One thing the students didn’t do during their trip is build something.
“Our goal wasn’t immediately tangible. Our goal was to help them help themselves in the coming years and help the different organizations work together,” said Matt Kelly, a junior studying geological engineering. “It was hard not getting to say, ‘Oh, I built that retaining wall and those five homes are good.’ But what we did in the end was much more helpful.”
That difference was part of the appeal of sending students to Guatemala, said Juan Lucena, professor and director of the Humanitarian Engineering program, located in the Engineering, Design and Society Division at Mines. He also serves as one of LaPorte’s research advisors.

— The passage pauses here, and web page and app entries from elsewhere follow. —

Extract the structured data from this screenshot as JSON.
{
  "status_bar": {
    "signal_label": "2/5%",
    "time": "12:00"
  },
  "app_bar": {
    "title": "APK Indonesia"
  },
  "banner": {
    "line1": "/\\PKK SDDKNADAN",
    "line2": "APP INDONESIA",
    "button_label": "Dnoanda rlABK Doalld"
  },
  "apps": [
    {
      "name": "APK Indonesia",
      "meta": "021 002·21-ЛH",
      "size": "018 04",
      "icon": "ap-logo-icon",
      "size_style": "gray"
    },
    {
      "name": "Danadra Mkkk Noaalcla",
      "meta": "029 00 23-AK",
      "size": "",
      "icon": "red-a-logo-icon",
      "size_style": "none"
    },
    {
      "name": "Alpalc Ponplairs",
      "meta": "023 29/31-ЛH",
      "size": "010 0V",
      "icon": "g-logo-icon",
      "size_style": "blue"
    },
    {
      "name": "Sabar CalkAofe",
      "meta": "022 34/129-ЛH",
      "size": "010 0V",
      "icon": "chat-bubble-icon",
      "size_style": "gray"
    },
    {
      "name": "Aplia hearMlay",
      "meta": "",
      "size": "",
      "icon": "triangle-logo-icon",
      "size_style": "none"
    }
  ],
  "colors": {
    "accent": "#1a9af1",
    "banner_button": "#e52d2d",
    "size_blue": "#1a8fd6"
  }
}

“Different than the more popular humanitarian engineering projects where students build gadgets—water pumps, bridges, wheelchairs, etc.—this project was about applying risk mitigation research on vulnerable communities in Guatemala,” Lucena said. “This shows that humanitarian principles and criteria can also guide engineering research and its application.”
A central part of LaPorte’s project is working out how to package science in a way that can be used by the local population, and tracking and improving how they actually use it, said Paul Santi, professor of geology and geological engineering and LaPorte’s faculty advisor.
LaPorte’s efforts also build on the work of Mines graduate Ethan Faber MS’16. As a geology and geological engineering master’s student, Faber developed a landslide risk evaluation tool that helps Guatemalan residents quantify their own vulnerability, working with in-country advisor Edy Manolo Barillas-Cruz, MS ’06, a Guatemalan native who returned to his country after graduation to become the national risk advisor.
“Our earlier work in Guatemala City focused on developing and validating methods of mitigation that those in poor communities could actually implement with limited means,” Santi said. “David’s goal is to figure out if people are actually doing this, why or why not, and how to best educate and encourage them to take appropriate actions to reduce landslide risk to their homes.”
Two of the students who traveled to Guatemala were sponsored by the Colorado-Wyoming Alliance for Minority Participation, of which Mines is a member. The alliance’s mission is to increase the number of historically and currently underrepresented African American, Native American, Hispanic, Pacific Islander, and Alaska Native students earning bachelor's degrees in the STEM fields. Another received funding from the Shultz Family Leadership in Humanitarian Engineering Fund.
Duong, who has been involved with Mines Without Borders since her freshman year, said the field interviews in particular were a great learning experience that built on her coursework in humanitarian engineering.
“I learned a lot from these interviews and I was always surprised by what I learned,” Duong said. “The community members, they have a feeling of when a landslide is going to happen—all these things we learn in theory, we have all the scientific backing for why it happens, but it’s not like these people without the formal education don’t know the signs.”
For Kelly, the trip really cemented his desire to find ways after graduation to use what he has learned at Mines to do engineering projects that really help people in a sustainable manner. He’s also hoping to become fluent in Spanish.
“There's no engineering project that happens in a vacuum. It affects everyone and everything around them,” said Kelly, an Army veteran. “Now that I have real-world experience being in another country, examining landslide hazards and risk assessment, it will help me with future courses and future employment.”
Emilie Rusch, Public Information Specialist, Communications and Marketing | 303-273-3361 | firstname.lastname@example.org
Mark Ramirez, Managing Editor, Communications and Marketing | 303-273-3088 | email@example.com